Dissenting judgments

As mentioned above, three judges, namely Lord Reed, Lord Carnwath and Lord Hughes, dissented against the majority verdict. Each judge penned a separate judgment although Lord Reed’s is easily the most detailed.

This judge considered that the terms of the 1972 Act do not prevent the UK Government from autonomously exercising its prerogative powers to give notice under Article 50(2). He considered that the 1972 Act does not impose any requirement or intention to uphold the UK’s membership of the EU.  Rather, it merely gives legal effect to rights and obligations under the EU Treaties. In other words, the 1972 Act pre-supposes and is conditional on the UK’s ongoing membership of the EU. The 1972 Act only operates and can only give legal effect to rights and obligations under the EU Treaties while the UK remains an EU Member State and thus party to the EU Treaties. As a result, if the UK leaves the EU, the 1972 Act will simply cease to apply. Therefore, the 1972 Act does not hinder the exercise of the Royal prerogative in respect of the UK’s membership of the EU.

Lord Reed also emphasised the double use of the phrase “from time to time” in Section 2(1) of the 1972 Act in reference to the rights and obligations that apply domestically under the EU Treaties. Lord Reed interpreted this provision as demonstrating that Parliament intended for the rights and obligations under the EU Treaties to be amended or repealed without the necessity of a further statute. He concluded that there is no difference between creating new laws or repealing and amending existing laws. Consequently, consent of Parliament is not required to give notice under Article 50(2).

The three dissenting judges also found that a notification under Article 50(2) does not in itself alter the application or legal effect of EU rights and obligations in the UK. A notification does nothing more than initiate the “political process of negotiation and decision-making”. Thus, legislation is not necessary.


The immediate effect of the Supreme Court’s decision is that Westminster must pass the appropriate legislation before the UK issues its Article 50(2) notice. In addition, there is no need for consent from any of the three devolved legislatures to the proposed withdrawal from the EU.

Interestingly, the Supreme Court ruled on the basis of the consensus that an Article 50(2) notice may not be given in conditional or qualified terms and that, once given, it cannot be withdrawn. Indeed, the UK Government argued that, even if this common ground was wrong, it would not make a difference to these proceedings. This is perhaps surprising given that the key factor in rejecting the Secretary of State’s appeal may have been that the inevitable effect of a withdrawal notice will be a fundamental change in the UK’s constitution.

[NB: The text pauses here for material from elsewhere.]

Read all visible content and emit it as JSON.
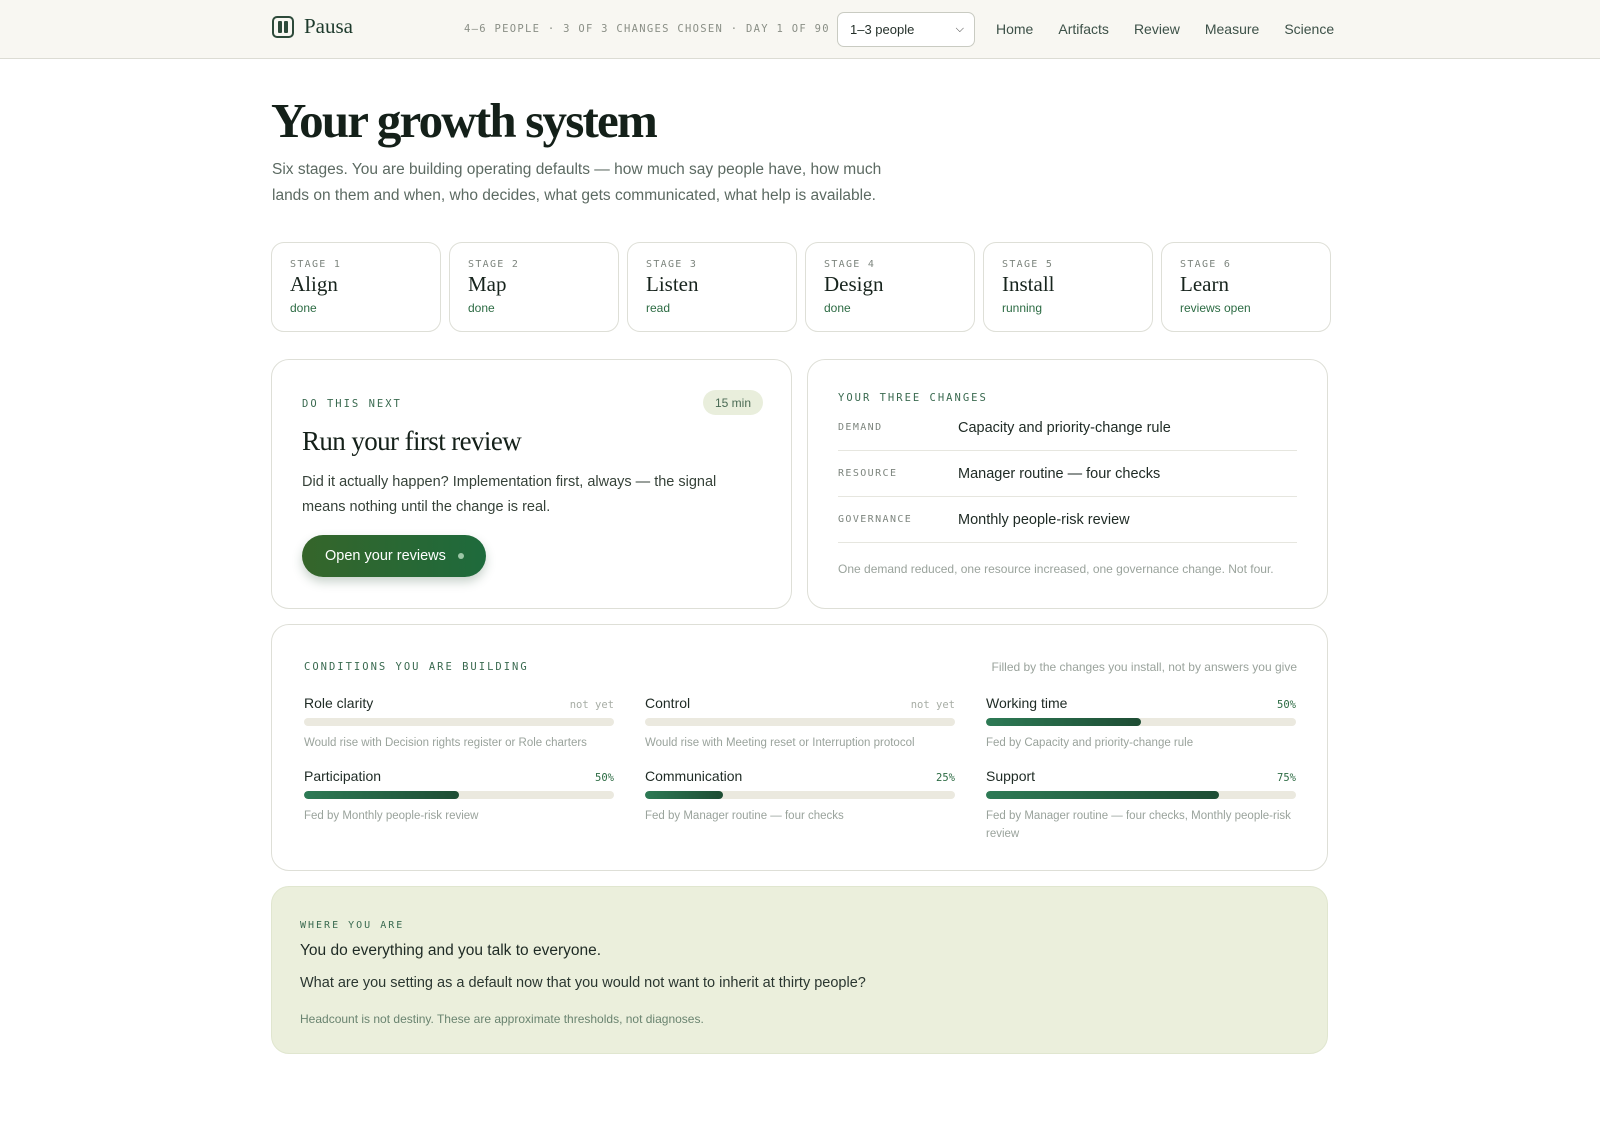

In addition, while press reports in the immediate aftermath of the 3 November 2016 judgment suggested that the UK Government might seek to reverse its position on the issue of the irreversibility or non-conditionality of an Article 50(2) notice, this option may not have been open given that the point had been conceded before the High Court. Thus, arguing that this issue is not relevant to the ultimate outcome may well have been an attempt to divert attention from the potential tactical error made by the Secretary of State at first instance. In any event, the Supreme Court decided not to opine on whether an Article 50(2) notice is unconditional or may be withdrawn. Perhaps the Court anticipates having to address this issue for real at some point in the not too distant future?

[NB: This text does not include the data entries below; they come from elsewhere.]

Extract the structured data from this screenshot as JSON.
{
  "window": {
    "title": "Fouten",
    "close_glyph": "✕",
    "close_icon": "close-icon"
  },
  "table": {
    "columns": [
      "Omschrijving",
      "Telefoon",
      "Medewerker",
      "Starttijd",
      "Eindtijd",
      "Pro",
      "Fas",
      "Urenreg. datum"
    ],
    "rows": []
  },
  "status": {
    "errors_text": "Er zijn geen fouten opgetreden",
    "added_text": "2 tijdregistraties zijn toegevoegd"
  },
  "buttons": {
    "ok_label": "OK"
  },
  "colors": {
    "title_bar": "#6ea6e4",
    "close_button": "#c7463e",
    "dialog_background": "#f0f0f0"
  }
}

This article was published in the Law Society Gazette in March 2017